Data entries:
============================================================

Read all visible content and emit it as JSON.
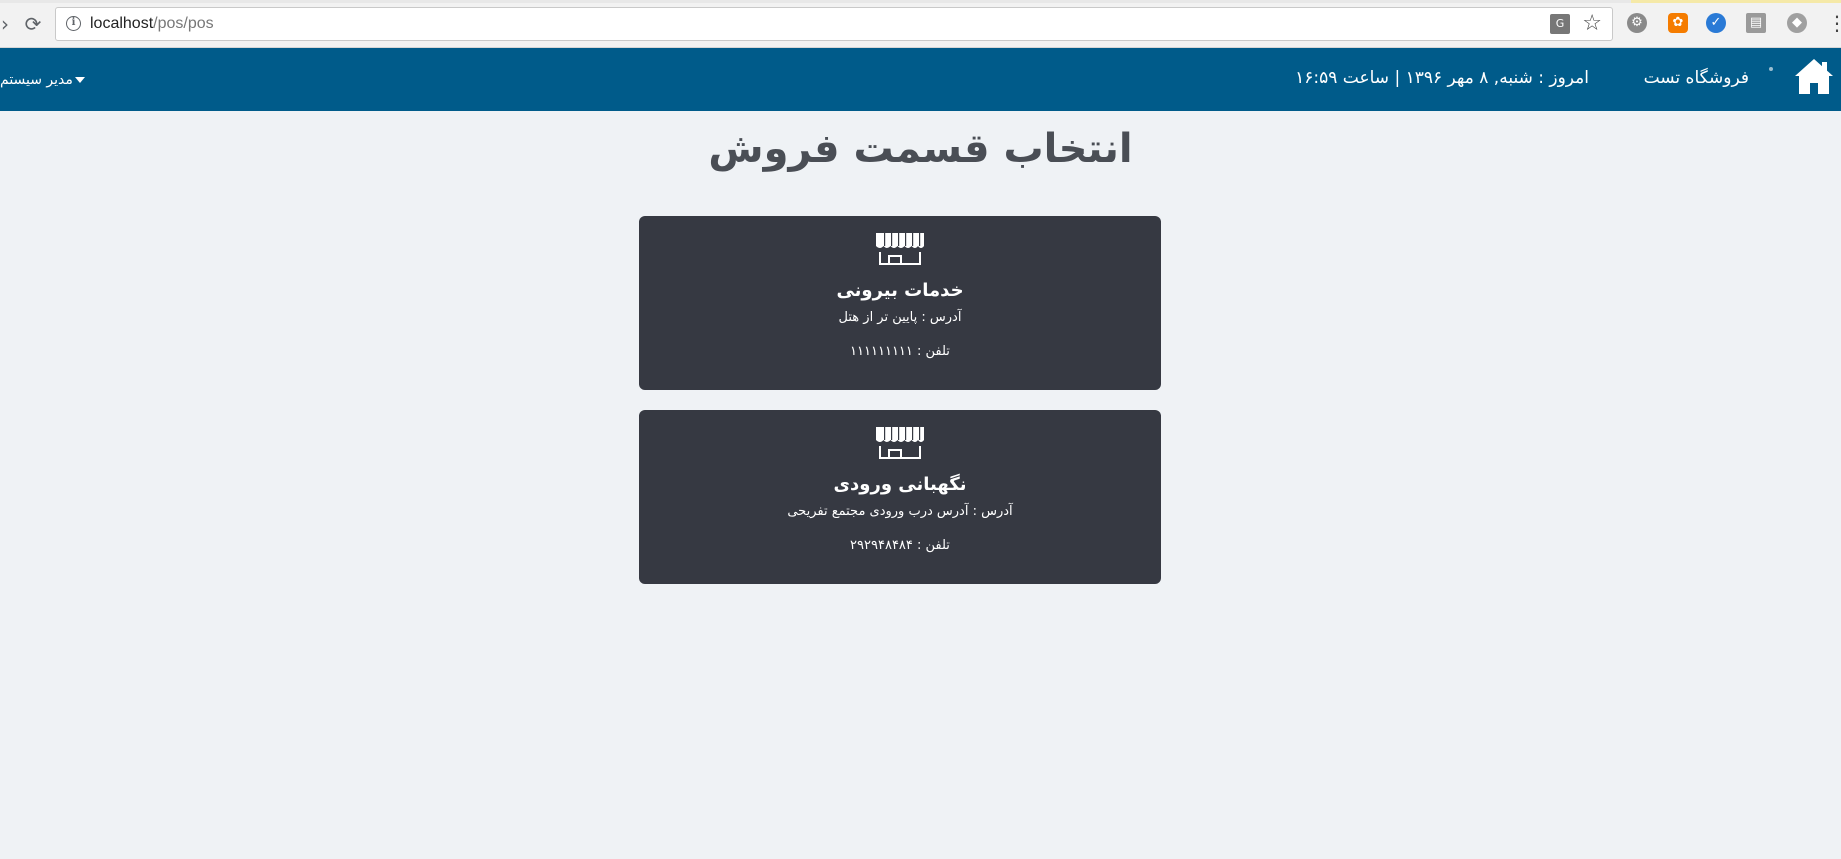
{
  "browser": {
    "url_host": "localhost",
    "url_path": "/pos/pos",
    "translate_label": "G"
  },
  "header": {
    "store_name": "فروشگاه تست",
    "date_text": "امروز : شنبه, ۸ مهر ۱۳۹۶ | ساعت ۱۶:۵۹",
    "user_menu": "مدیر سیستم"
  },
  "main": {
    "title": "انتخاب قسمت فروش",
    "sections": [
      {
        "name": "خدمات بیرونی",
        "address": "آدرس : پایین تر از هتل",
        "phone": "تلفن : ۱۱۱۱۱۱۱۱۱"
      },
      {
        "name": "نگهبانی ورودی",
        "address": "آدرس : آدرس درب ورودی مجتمع تفریحی",
        "phone": "تلفن : ۲۹۲۹۴۸۴۸۴"
      }
    ]
  },
  "colors": {
    "header_bg": "#005b8a",
    "card_bg": "#363942",
    "page_bg": "#eff2f5"
  }
}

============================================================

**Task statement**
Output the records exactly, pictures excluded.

**Problem solution**
Read all visible content and emit it as JSON.
{
  "browser": {
    "url_host": "localhost",
    "url_path": "/pos/pos",
    "translate_label": "G"
  },
  "header": {
    "store_name": "فروشگاه تست",
    "date_text": "امروز : شنبه, ۸ مهر ۱۳۹۶ | ساعت ۱۶:۵۹",
    "user_menu": "مدیر سیستم"
  },
  "main": {
    "title": "انتخاب قسمت فروش",
    "sections": [
      {
        "name": "خدمات بیرونی",
        "address": "آدرس : پایین تر از هتل",
        "phone": "تلفن : ۱۱۱۱۱۱۱۱۱"
      },
      {
        "name": "نگهبانی ورودی",
        "address": "آدرس : آدرس درب ورودی مجتمع تفریحی",
        "phone": "تلفن : ۲۹۲۹۴۸۴۸۴"
      }
    ]
  },
  "colors": {
    "header_bg": "#005b8a",
    "card_bg": "#363942",
    "page_bg": "#eff2f5"
  }
}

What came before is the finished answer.